Do you think we’ll come up with new styles of homes that will take off? Surely it’s not out of the question. Everything inside homes seems to be changing for the better with each passing year. It’s going to continue doing so thanks to amazing inventors.
ShutterStock – Stock photo ID: 613912244
IEMA Urge Government’s Industrial Strategy Skills Overhaul To Adopt A “Long View Approach”
IEMA, in response to the launch of the Government’s Industrial Strategy Green Paper, have welcomed the focus on technical skills and education to boost “competence and capability” of tomorrow’s workforce.
Policy experts at the world’s leading professional association of Environment and Sustainability professionals has today welcomed Prime Minister Teresa May’s confirmation that an overhaul of technical education and skills will form a central part of the Plan for Britain – but warns the strategy must be one for the long term.
Martin Baxter, Chief Policy Advisor at IEMA said this morning that the approach and predicted investment in building a stronger technical skills portfolio to boost the UK’s productivity and economic resilience is positive, and presents an opportunity to drive the UK’s skills profile and commitment to sustainability outside of the EU.

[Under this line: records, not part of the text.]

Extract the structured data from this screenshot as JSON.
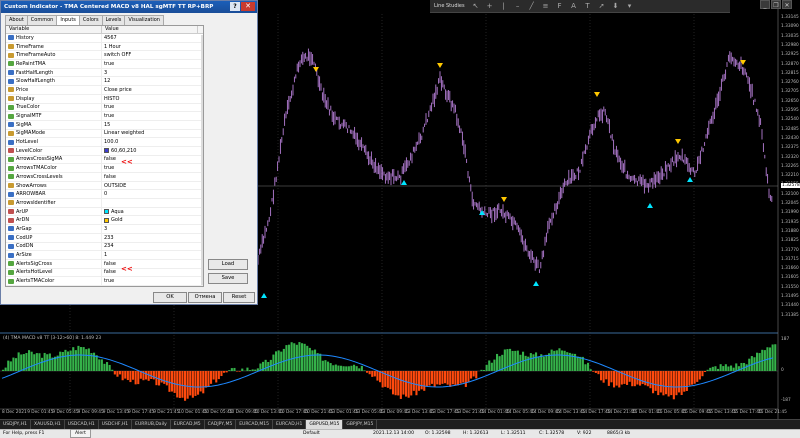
{
  "dialog": {
    "title": "Custom Indicator - TMA Centered MACD v8 HAL sgMTF TT RP+BRP",
    "help_label": "?",
    "close_label": "✕",
    "tabs": [
      "About",
      "Common",
      "Inputs",
      "Colors",
      "Levels",
      "Visualization"
    ],
    "active_tab": "Inputs",
    "columns": [
      "Variable",
      "Value"
    ],
    "rows": [
      {
        "name": "History",
        "value": "4567",
        "type": "int"
      },
      {
        "name": "TimeFrame",
        "value": "1 Hour",
        "type": "str"
      },
      {
        "name": "TimeFrameAuto",
        "value": "switch OFF",
        "type": "str"
      },
      {
        "name": "RePaintTMA",
        "value": "true",
        "type": "bool"
      },
      {
        "name": "FastHalfLength",
        "value": "3",
        "type": "int"
      },
      {
        "name": "SlowHalfLength",
        "value": "12",
        "type": "int"
      },
      {
        "name": "Price",
        "value": "Close price",
        "type": "str"
      },
      {
        "name": "Display",
        "value": "HISTO",
        "type": "str"
      },
      {
        "name": "TrueColor",
        "value": "true",
        "type": "bool"
      },
      {
        "name": "SignalMTF",
        "value": "true",
        "type": "bool"
      },
      {
        "name": "SigMA",
        "value": "15",
        "type": "int"
      },
      {
        "name": "SigMAMode",
        "value": "Linear weighted",
        "type": "str"
      },
      {
        "name": "HotLevel",
        "value": "100.0",
        "type": "int"
      },
      {
        "name": "LevelColor",
        "value": "60,60,210",
        "type": "col",
        "swatch": "#3c3cd2"
      },
      {
        "name": "ArrowsCrossSigMA",
        "value": "false",
        "type": "bool"
      },
      {
        "name": "ArrowsTMAColor",
        "value": "true",
        "type": "bool"
      },
      {
        "name": "ArrowsCrossLevels",
        "value": "false",
        "type": "bool"
      },
      {
        "name": "ShowArrows",
        "value": "OUTSIDE",
        "type": "str"
      },
      {
        "name": "ARROWBAR",
        "value": "0",
        "type": "int"
      },
      {
        "name": "ArrowsIdentifier",
        "value": "",
        "type": "str"
      },
      {
        "name": "ArUP",
        "value": "Aqua",
        "type": "col",
        "swatch": "#00e5ff"
      },
      {
        "name": "ArDN",
        "value": "Gold",
        "type": "col",
        "swatch": "#ffc800"
      },
      {
        "name": "ArGap",
        "value": "3",
        "type": "int"
      },
      {
        "name": "CodUP",
        "value": "233",
        "type": "int"
      },
      {
        "name": "CodDN",
        "value": "234",
        "type": "int"
      },
      {
        "name": "ArSize",
        "value": "1",
        "type": "int"
      },
      {
        "name": "AlertsSigCross",
        "value": "false",
        "type": "bool"
      },
      {
        "name": "AlertsHotLevel",
        "value": "false",
        "type": "bool"
      },
      {
        "name": "AlertsTMAColor",
        "value": "true",
        "type": "bool"
      },
      {
        "name": "SIGNALBAR",
        "value": "1",
        "type": "int"
      }
    ],
    "marker": "<<",
    "buttons": {
      "load": "Load",
      "save": "Save",
      "ok": "OK",
      "cancel": "Отмена",
      "reset": "Reset"
    }
  },
  "toolbar": {
    "title": "Line Studies"
  },
  "indicator_label": "(4) TMA MACD v8 TT [3-12>60] 8: 1.449 23",
  "price_axis": [
    "1.33145",
    "1.33090",
    "1.33035",
    "1.32980",
    "1.32925",
    "1.32870",
    "1.32815",
    "1.32760",
    "1.32705",
    "1.32650",
    "1.32595",
    "1.32540",
    "1.32485",
    "1.32430",
    "1.32375",
    "1.32320",
    "1.32265",
    "1.32210",
    "1.32155",
    "1.32100",
    "1.32045",
    "1.31990",
    "1.31935",
    "1.31880",
    "1.31825",
    "1.31770",
    "1.31715",
    "1.31660",
    "1.31605",
    "1.31550",
    "1.31495",
    "1.31440",
    "1.31385"
  ],
  "current_price": "1.32578",
  "indicator_axis": [
    "187",
    "0",
    "-187"
  ],
  "time_axis": [
    "8 Dec 2021",
    "9 Dec 01:45",
    "9 Dec 05:45",
    "9 Dec 09:45",
    "9 Dec 13:45",
    "9 Dec 17:45",
    "9 Dec 21:45",
    "10 Dec 01:45",
    "10 Dec 05:45",
    "10 Dec 09:45",
    "10 Dec 13:45",
    "10 Dec 17:45",
    "10 Dec 21:45",
    "13 Dec 01:45",
    "13 Dec 05:45",
    "13 Dec 09:45",
    "13 Dec 13:45",
    "13 Dec 17:45",
    "13 Dec 21:45",
    "14 Dec 01:45",
    "14 Dec 05:45",
    "14 Dec 09:45",
    "14 Dec 13:45",
    "14 Dec 17:45",
    "14 Dec 21:45",
    "15 Dec 01:45",
    "15 Dec 05:45",
    "15 Dec 09:45",
    "15 Dec 13:45",
    "15 Dec 17:45",
    "15 Dec 21:45"
  ],
  "symbols": [
    "USDJPY,H1",
    "XAUUSD,H1",
    "USDCAD,H1",
    "USDCHF,H1",
    "EURRUB,Daily",
    "EURCAD,M5",
    "CADJPY,M5",
    "EURCAD,M15",
    "EURCAD,H1",
    "GBPUSD,M15",
    "GBPJPY,M15"
  ],
  "active_symbol": "GBPUSD,M15",
  "status": {
    "help": "For Help, press F1",
    "profile": "Default",
    "datetime": "2021.12.13 14:00",
    "open": "O: 1.32598",
    "high": "H: 1.32613",
    "low": "L: 1.32511",
    "close": "C: 1.32578",
    "volume": "V: 922",
    "traffic": "8865/3 kb"
  },
  "alert_tab": "Alert",
  "colors": {
    "candle": "#b57ed6",
    "signal": "#1e88ff",
    "histo_up": "#35b24a",
    "histo_dn": "#ff4a0e",
    "arrow_up": "#00e5ff",
    "arrow_dn": "#ffc800"
  }
}
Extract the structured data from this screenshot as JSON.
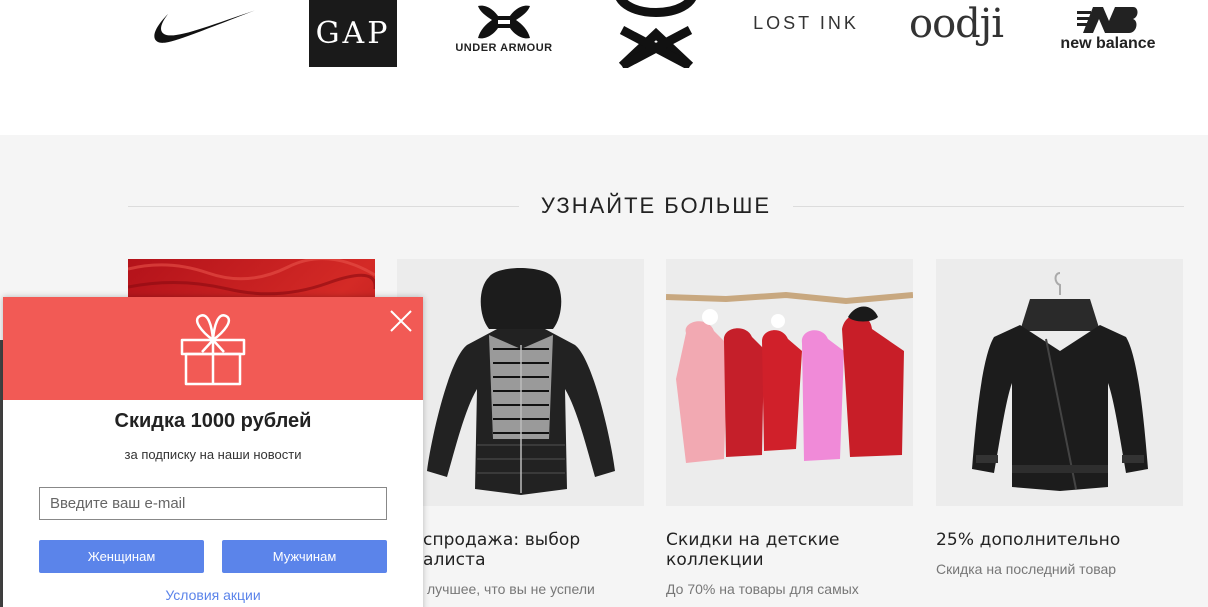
{
  "brands": [
    {
      "name": "Nike",
      "icon": "nike-swoosh-logo"
    },
    {
      "name": "GAP",
      "label": "GAP"
    },
    {
      "name": "Under Armour",
      "label": "UNDER ARMOUR",
      "icon": "under-armour-logo"
    },
    {
      "name": "Benetton",
      "icon": "benetton-knot-logo"
    },
    {
      "name": "Lost Ink",
      "label": "LOST INK"
    },
    {
      "name": "oodji",
      "label": "oodji"
    },
    {
      "name": "New Balance",
      "label": "new balance",
      "icon": "new-balance-logo"
    }
  ],
  "learn_more": {
    "title": "УЗНАЙТЕ БОЛЬШЕ",
    "cards": [
      {
        "title": "",
        "desc": "",
        "image": "red-fur-texture"
      },
      {
        "title": "спродажа: выбор алиста",
        "desc": "лучшее, что вы не успели",
        "image": "black-white-puffer-jacket"
      },
      {
        "title": "Скидки на детские коллекции",
        "desc": "До 70% на товары для самых",
        "image": "kids-coats-on-branch"
      },
      {
        "title": "25% дополнительно",
        "desc": "Скидка на последний товар",
        "image": "black-leather-jacket"
      }
    ]
  },
  "popup": {
    "title": "Скидка 1000 рублей",
    "subtitle": "за подписку на наши новости",
    "email_placeholder": "Введите ваш e-mail",
    "email_value": "",
    "women_button": "Женщинам",
    "men_button": "Мужчинам",
    "terms_link": "Условия акции",
    "icons": {
      "gift": "gift-icon",
      "close": "close-icon"
    }
  },
  "colors": {
    "popup_header": "#f25a55",
    "button": "#5b84ea",
    "section_bg": "#f5f5f5"
  }
}
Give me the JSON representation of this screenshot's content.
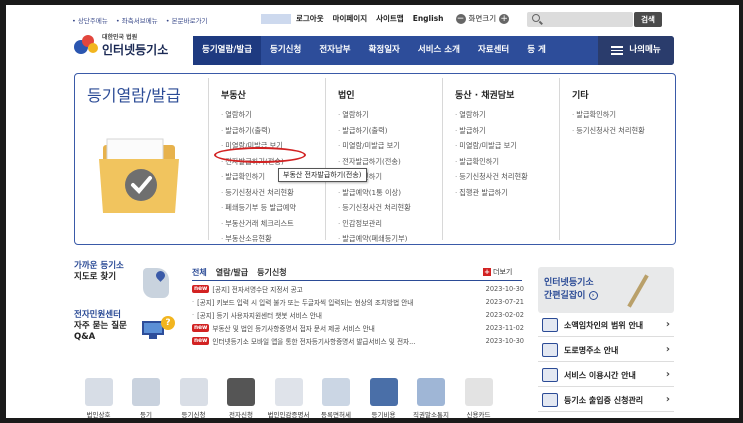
{
  "util": {
    "left_links": [
      "• 상단주메뉴",
      "• 좌측서브메뉴",
      "• 본문바로가기"
    ],
    "right_links": [
      "로그아웃",
      "마이페이지",
      "사이트맵",
      "English"
    ],
    "zoom_label": "화면크기"
  },
  "search": {
    "button": "검색",
    "placeholder": ""
  },
  "logo": {
    "sub": "대한민국 법원",
    "main": "인터넷등기소"
  },
  "nav": {
    "items": [
      "등기열람/발급",
      "등기신청",
      "전자납부",
      "확정일자",
      "서비스 소개",
      "자료센터",
      "등 게"
    ],
    "menu": "나의메뉴"
  },
  "mega": {
    "title": "등기열람/발급",
    "columns": [
      {
        "title": "부동산",
        "items": [
          "열람하기",
          "발급하기(출력)",
          "미열람/미발급 보기",
          "전자발급하기(전송)",
          "발급확인하기",
          "등기신청사건 처리현황",
          "폐쇄등기부 등 발급예약",
          "부동산거래 체크리스트",
          "부동산소유현황"
        ]
      },
      {
        "title": "법인",
        "items": [
          "열람하기",
          "발급하기(출력)",
          "미열람/미발급 보기",
          "전자발급하기(전송)",
          "발급확인하기",
          "발급예약(1통 이상)",
          "등기신청사건 처리현황",
          "인감정보관리",
          "발급예약(폐쇄등기부)"
        ]
      },
      {
        "title": "동산 · 채권담보",
        "items": [
          "열람하기",
          "발급하기",
          "미열람/미발급 보기",
          "발급확인하기",
          "등기신청사건 처리현황",
          "집행관 발급하기"
        ]
      },
      {
        "title": "기타",
        "items": [
          "발급확인하기",
          "등기신청사건 처리현황"
        ]
      }
    ],
    "tooltip": "부동산 전자발급하기(전송)"
  },
  "guide": {
    "near_l1": "가까운 등기소",
    "near_l2": "지도로 찾기",
    "center": "전자민원센터",
    "faq_l1": "자주 묻는 질문",
    "faq_l2": "Q&A"
  },
  "notices": {
    "tabs": [
      "전체",
      "열람/발급",
      "등기신청"
    ],
    "more": "더보기",
    "new_label": "new",
    "items": [
      {
        "new": true,
        "title": "[공지] 전자서명수단 지정서 공고",
        "date": "2023-10-30"
      },
      {
        "new": false,
        "title": "[공지] 키보드 입력 시 입력 불가 또는 두글자씩 입력되는 현상의 조치방법 안내",
        "date": "2023-07-21"
      },
      {
        "new": false,
        "title": "[공지] 등기 사용자지원센터 챗봇 서비스 안내",
        "date": "2023-02-02"
      },
      {
        "new": true,
        "title": "부동산 및 법인 등기사항증명서 접자 문서 제공 서비스 안내",
        "date": "2023-11-02"
      },
      {
        "new": true,
        "title": "인터넷등기소 모바일 앱을 통한 전자등기사항증명서 발급서비스 및 전자...",
        "date": "2023-10-30"
      }
    ]
  },
  "promo": {
    "l1": "인터넷등기소",
    "l2": "간편길잡이"
  },
  "quick": [
    "소액임차인의 범위 안내",
    "도로명주소 안내",
    "서비스 이용시간 안내",
    "등기소 출입증 신청관리"
  ],
  "icons": [
    "법인상호",
    "등기",
    "등기신청",
    "전자신청",
    "법인인감증명서",
    "등록면허세",
    "등기비용",
    "직권말소통지",
    "신용카드"
  ],
  "colors": {
    "brand": "#2d4d9a",
    "accent_red": "#d22222"
  }
}
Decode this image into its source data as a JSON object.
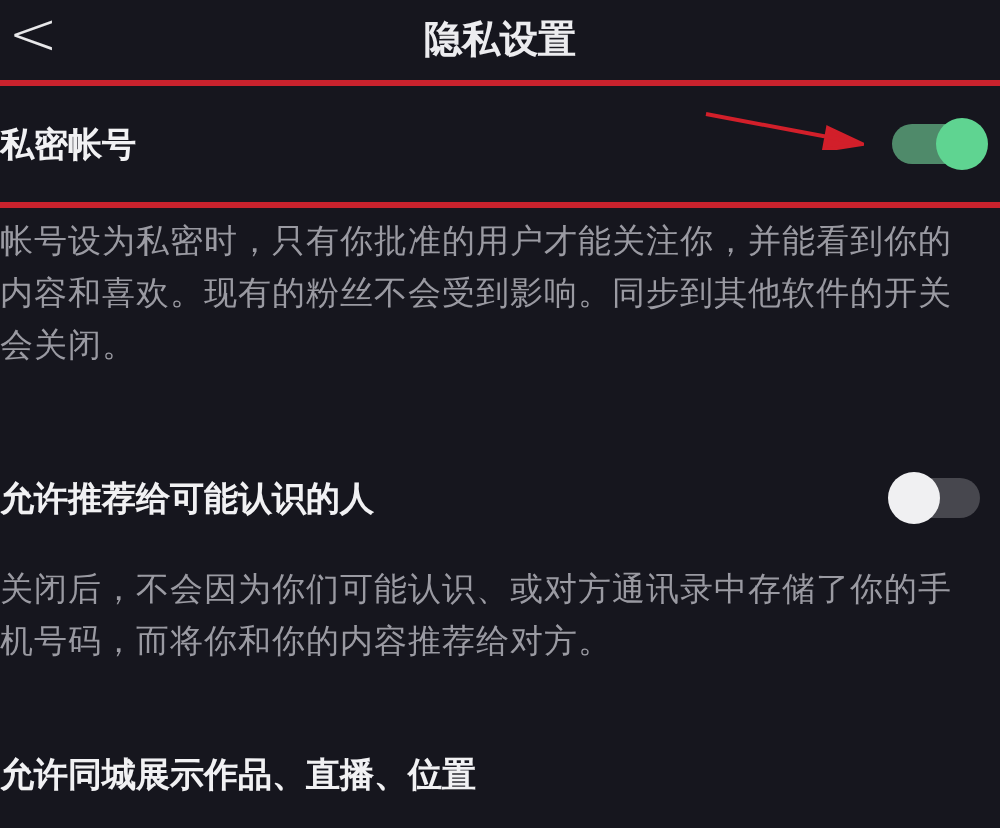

Commenting on the launch of the Government’s Industrial Strategy Green Paper, Baxter said today:
“Government must use the Industrial Strategy as an opportunity to accelerate the UK’s transition to a low-carbon, resource efficient economy – one that is flexible and agile and which gives a progressive outlook for the UK’s future outside the EU.
We welcome the focus on skills and education, as it is vital that tomorrow’s workforce has the competence and capability to innovate and compete globally in high-value manufacturing and leading technology.
There is a real opportunity with the Industrial Strategy, and forthcoming 25 year Environment Plan and Carbon Emissions Reduction Plan, to set long-term economic and environmental outcomes which set the conditions to unlock investment, enhance natural capital and provide employment and export opportunities for UK business.
We will ensure that the Environment and Sustainability profession makes a positive contribution in responding to the Green Paper.”